Most chimneys are cleaned from the top, down. This is the preferable way to clean. You have gravity working in your favor. Plus, it’s considerably easier to push a cleaning brush down a chimney. And you’re normally able to keep the doors to the fireplace closed. This can really help keep the soot and dust contained inside the fireplace.
Remove the chimney cap and set aside. With a strong flashlight, inspect the inside of the chimney. On a sunny day, a mirror reflecting the sunlight works well, too. Start by attaching one or more lengths of rod onto the brush. The brush should be slightly larger than the chimney. It should take some effort to get it moving down the chimney. Move the brush with an up/down scrubbing motion several times. The idea is to thoroughly scrub the inside. Once you’ve gone down the entire length of the chimney, perform the same operation on the way up, removing lengths of fiberglass rods as needed. Once the brush gets to the top, be careful when you pull it out of the chimney so you don’t get a faceful of soot.
Inspect the chimney again. It should be considerably cleaner. Carefully look at the flue tiles. Are there any cracks or missing pieces? Is the mortar sound or is it missing between lengths of the flue tiles? If yours is a stainless steel chimney, are all pipe length firmly connected? Any rust inside the pipe or any noticeable damage? There should be no obstructions anywhere in the chimney. Are the offsets in the chimney clean and in good condition? Any issues with these questions warrants a call to a professional.

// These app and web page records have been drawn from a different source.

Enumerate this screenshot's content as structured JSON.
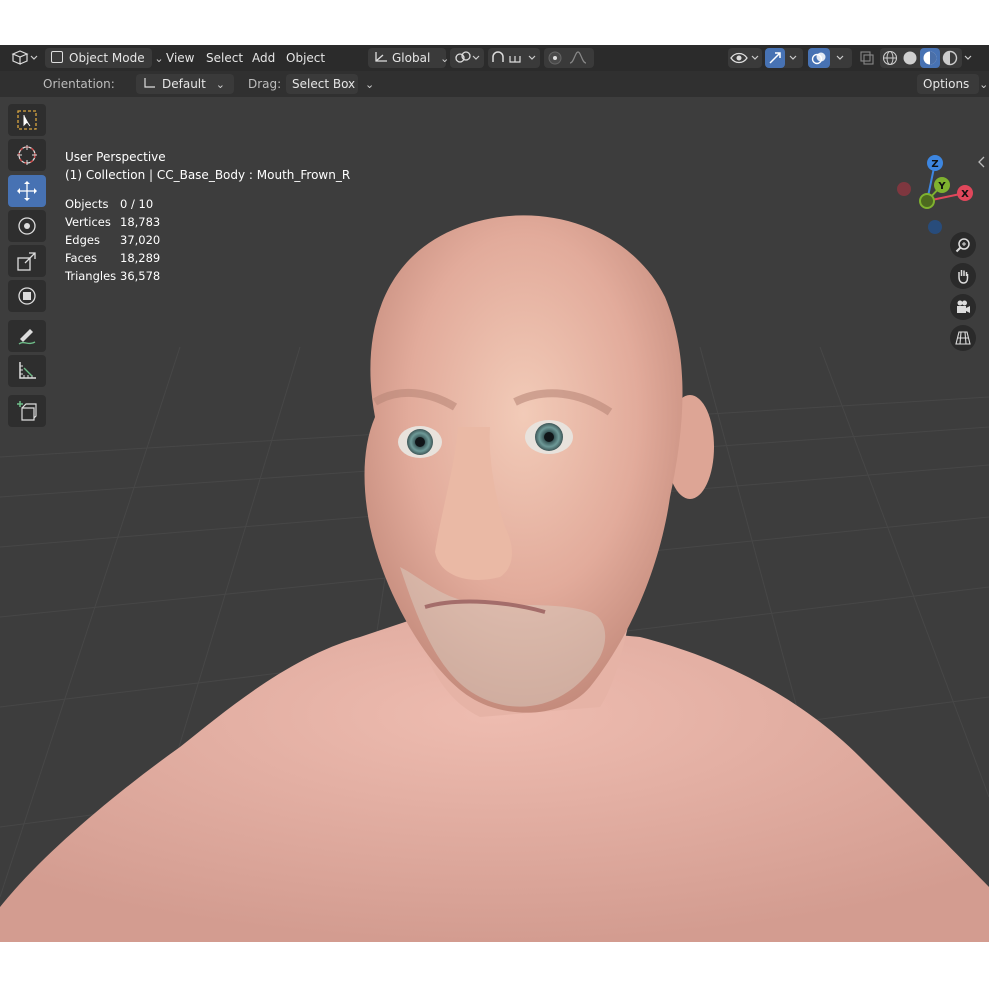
{
  "header": {
    "editor_type_icon": "3d-viewport-icon",
    "mode": "Object Mode",
    "menus": [
      "View",
      "Select",
      "Add",
      "Object"
    ],
    "transform_orientation": "Global",
    "shading_modes": [
      "wireframe",
      "solid",
      "material-preview",
      "rendered"
    ],
    "active_shading": "material-preview",
    "accent": "#4772b3"
  },
  "tool_settings": {
    "orientation_label": "Orientation:",
    "orientation_value": "Default",
    "drag_label": "Drag:",
    "drag_value": "Select Box",
    "options_label": "Options"
  },
  "toolbar": {
    "tools": [
      "select-box-icon",
      "cursor-icon",
      "move-icon",
      "rotate-icon",
      "scale-icon",
      "transform-icon",
      "annotate-icon",
      "measure-icon",
      "add-cube-icon"
    ],
    "active_tool": "move-icon"
  },
  "overlay": {
    "view_name": "User Perspective",
    "collection_line": "(1) Collection | CC_Base_Body : Mouth_Frown_R",
    "stats": [
      {
        "label": "Objects",
        "value": "0 / 10"
      },
      {
        "label": "Vertices",
        "value": "18,783"
      },
      {
        "label": "Edges",
        "value": "37,020"
      },
      {
        "label": "Faces",
        "value": "18,289"
      },
      {
        "label": "Triangles",
        "value": "36,578"
      }
    ]
  },
  "gizmo": {
    "x_label": "X",
    "y_label": "Y",
    "z_label": "Z",
    "x_color": "#e0475b",
    "y_color": "#7fb22f",
    "z_color": "#3d86e0"
  },
  "nav_buttons": [
    "zoom-icon",
    "pan-hand-icon",
    "camera-icon",
    "grid-perspective-icon"
  ]
}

Once satisfied, securely replace the cap and clean out the fireplace. Cleaning out the inside of the fireplace can be done with the shovel and broom from the tool set or with a vacuum designed for fireplace. Do not use a household vacuum or shop vac. You’ll get dust air-born throughout the house. If there’s an ash drop in the floor of the fireplace or a soot hatch, use it.
National Fire Protection Association’s code (NFPA 211) is for fireplaces and chimneys. The primary purpose of this code is to remove fire hazards associated with the construction and installation of fireplaces, chimney and venting systems for solid fuel appliances. If questions regarding a wood-burning fireplace or stove project is not covered in an owner’s manual, or if you are installing an untested and unlisted appliance, the information in NFPA 211 is critical for a safe installation.
NFPA 211 states that a chimney is to be inspected at least once a year and cleaned if necessary.
Another resource that merits regular visits is The Chimney Safety Institute of America. The Chimney Safety Institute of America (CSIA) is an organization dedicated to the training, educating and certification of chimney and hearth industry professionals. This is the organization that certifies professional chimney sweeps. A certified chimney sweep should be a valued resource for any homeowner that burns wood.
SO, HOW DO I PROPERLY INSPECT & CLEAN A CHIMNEY?
Your WE LOVE FIRE expert feels the most appropriate answer to this question is: call a professionally certified chimney sweep! They have been specially trained and must pass a national exam that tests their knowledge of construction practices, appropriate codes and industry trade standards. It’s money well spent. And, most people sleep better knowing that an experienced eye and a skilled set of hands have thoroughly inspected and cleaned their chimney system.